From One COVID Bride to Another: How To Deal With the Uncertainty of Pandemic Wedding Planning

When I was first engaged, it didn’t take me long at all to know exactly what I wanted. Within a few months, we’d picked a date and had booked our suppliers, smugly sitting back as people asked us if we had much left to arrange. “Oh no,” we said, “we’re pretty much there.”That we were—until COVID threw everything into disarray. Well, you know what they say about best-laid plans! In March 2020, just two months before we were due to tie the knot, we were advised to put on the brakes and postpone until later in the year. 
Honestly (and I’m sure many of you can relate) it was devastating. Not only were all of our carefully laid plans in tatters but also we had to come to terms with the fact that we were not going to be Mr. and Mrs. stepping into the newly married life that we’d been dreaming of. 
After lots of tears were shed and relatives and friends were informed, we set about the logistics of postponing our wedding, negotiating with suppliers and our venue to hold our wedding on a new date five months. However, as the pandemic continued to swarm across the world, we slowly realized that we’d be unable to go ahead with our new date either. 
Or so we thought until our registrar told us we could go ahead, but just us. No guests, no toasts, no party. Although we were of course saddened that we would be unable to have our meticulously planned wedding, we were thrilled that we had the opportunity to go ahead with our vows if we wanted to. 
We quickly got to planning, arranging for our parents and siblings to come and witness the ceremony (at a safe distance). I chose not to wear my wedding dress but instead bought a more casual bridal jumpsuit online. When the day came, it was as if all of the stress and worry that comes with planning a full wedding didn’t matter. We were there for one reason, to bind ourselves together in love. It didn’t really matter to us that we didn’t have a big ol’ cake and music. 
We’ve still got a date booked for April 2021, where we planned to “redo” the wedding with our friends and family, but it’s likely that can’t go ahead either. This time around though, we’re looking at it pragmatically, getting ahead and finding solutions to avoid any further disappointment.  
Speaking from experience, I know that having to postpone and rearrange a wedding at the moment is seriously tough. Not only can it be a strain on your finances, but it can really affect your mental health and anxiety levels. So what can you do to refocus and reset when planning a wedding during a pandemic? Whether you’re planning a wedding you were forced to postpone or working out how to go ahead with existing restrictions, here’s what I’ve learned…

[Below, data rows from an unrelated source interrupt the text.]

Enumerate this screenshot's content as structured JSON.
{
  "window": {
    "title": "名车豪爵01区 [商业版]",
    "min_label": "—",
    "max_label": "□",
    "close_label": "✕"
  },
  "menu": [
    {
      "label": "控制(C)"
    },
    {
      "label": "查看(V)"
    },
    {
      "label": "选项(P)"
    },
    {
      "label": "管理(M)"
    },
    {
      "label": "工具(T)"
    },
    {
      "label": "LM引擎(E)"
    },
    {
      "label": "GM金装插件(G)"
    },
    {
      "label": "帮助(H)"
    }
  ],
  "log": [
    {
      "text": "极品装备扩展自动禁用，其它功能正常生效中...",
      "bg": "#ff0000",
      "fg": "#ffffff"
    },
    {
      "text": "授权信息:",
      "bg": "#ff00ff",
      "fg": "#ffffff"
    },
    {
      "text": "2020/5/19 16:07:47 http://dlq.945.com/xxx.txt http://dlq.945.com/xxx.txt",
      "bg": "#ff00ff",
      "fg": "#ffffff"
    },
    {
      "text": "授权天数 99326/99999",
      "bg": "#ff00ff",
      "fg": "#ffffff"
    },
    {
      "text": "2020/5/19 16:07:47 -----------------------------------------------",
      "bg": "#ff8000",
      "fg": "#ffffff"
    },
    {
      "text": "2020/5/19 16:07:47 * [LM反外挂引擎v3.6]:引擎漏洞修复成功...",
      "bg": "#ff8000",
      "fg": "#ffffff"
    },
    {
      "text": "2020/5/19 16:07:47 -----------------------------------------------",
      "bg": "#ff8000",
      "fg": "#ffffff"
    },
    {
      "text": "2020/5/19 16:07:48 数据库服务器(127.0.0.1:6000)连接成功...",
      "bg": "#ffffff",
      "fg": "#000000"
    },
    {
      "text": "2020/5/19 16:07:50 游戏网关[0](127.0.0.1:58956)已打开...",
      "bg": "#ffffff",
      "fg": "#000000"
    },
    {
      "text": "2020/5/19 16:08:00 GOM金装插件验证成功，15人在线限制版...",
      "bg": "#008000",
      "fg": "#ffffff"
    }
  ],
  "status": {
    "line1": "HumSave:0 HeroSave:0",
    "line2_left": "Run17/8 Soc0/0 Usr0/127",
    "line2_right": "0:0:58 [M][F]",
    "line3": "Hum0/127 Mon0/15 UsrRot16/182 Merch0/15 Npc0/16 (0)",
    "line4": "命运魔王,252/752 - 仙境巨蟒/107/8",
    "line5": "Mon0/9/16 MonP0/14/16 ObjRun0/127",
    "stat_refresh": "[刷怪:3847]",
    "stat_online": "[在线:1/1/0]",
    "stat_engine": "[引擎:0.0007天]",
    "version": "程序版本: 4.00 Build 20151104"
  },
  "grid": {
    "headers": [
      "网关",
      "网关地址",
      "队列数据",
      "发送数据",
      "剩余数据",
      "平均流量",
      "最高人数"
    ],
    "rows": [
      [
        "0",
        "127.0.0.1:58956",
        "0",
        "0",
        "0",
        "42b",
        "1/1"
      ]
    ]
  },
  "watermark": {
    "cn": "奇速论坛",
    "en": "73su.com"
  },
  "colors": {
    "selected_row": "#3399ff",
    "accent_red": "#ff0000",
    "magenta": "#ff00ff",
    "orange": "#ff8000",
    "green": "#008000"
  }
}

1.
Don’t Ignore It

While it’s easy to want to bury your head in the sand, we’re probably looking at further restrictions that won’t be going away any time soon. Instead of pushing it away, face it head-on. Doing this will also avoid you passing cancellation and change deadlines within supplier T&Cs, leaving you unable to rearrange. It’s tough, but it needs to be done!

2.
Be Transparent

Your guests and suppliers alike will want to be kept in the loop as to your plans. Let them know if you’re seeking a postponement or if you plan to cancel altogether so everyone can plan accordingly, especially if you’re having guests who will need to travel. Try to contact suppliers as early as possible as they’re working with uncertainty, too, and are likely worrying about the cancellations stacking up in their own diaries.

3.
Plan Your Finances

Photo by Karolina Grabowska from Pexels
Photo by Karolina Grabowska from Pexels
Weddings can cost so much money, and we’ve found that some suppliers are increasing their prices, likely to make up for lost earnings over the past year. It’s a good idea to ensure you’re on top of what you’ve already spent and how much you need to cover the rest—don’t get caught short! Remember, a budget tracker (whether online or on a spreadsheet) is your friend.

4.
Be Flexible

Although it pains me to say it, we are likely going to have to deal with the “new normal” for a long time yet. This means that the perfect wedding you have in your head might not be able to happen in the way you want it to. Unless you’d like to cancel completely until we’re totally restriction-free, try visualizing your wedding with a mindset of what you can have and be open to alternative ways of celebrating.

5.
Do What You Want To Do

Everyone likes to have an opinion, especially now. We wanted to be married, so the tiny ceremony was a no-brainer. For us, the party could wait. However, we had some pushback from people who thought we should wait until we could have the party and guests—leaving me worried that we were being selfish until I was able to mentally shake it off. Ultimately, it’s your wedding and you have to go with what feels right for you.

6.
Remember Why You’re Doing This

Try to see the bigger picture. I understand that can be difficult at times, and You should absolutely take the time to process your emotions and feel sad, angry, and disappointed if you want to. These emotions are all completely valid. Make sure you keep checking in with yourself about how you're feeling. If you feel like you need to take a pause from planning because you’re not in the right headspace, that’s okay. No one could have predicted this.
Make sure you are looking after yourself mentally and emotionally and as you plan, keep your eye on the end goal. Keep on top of the news, but don’t let it overwhelm you. Remember that your wedding will happen. We will get through this together.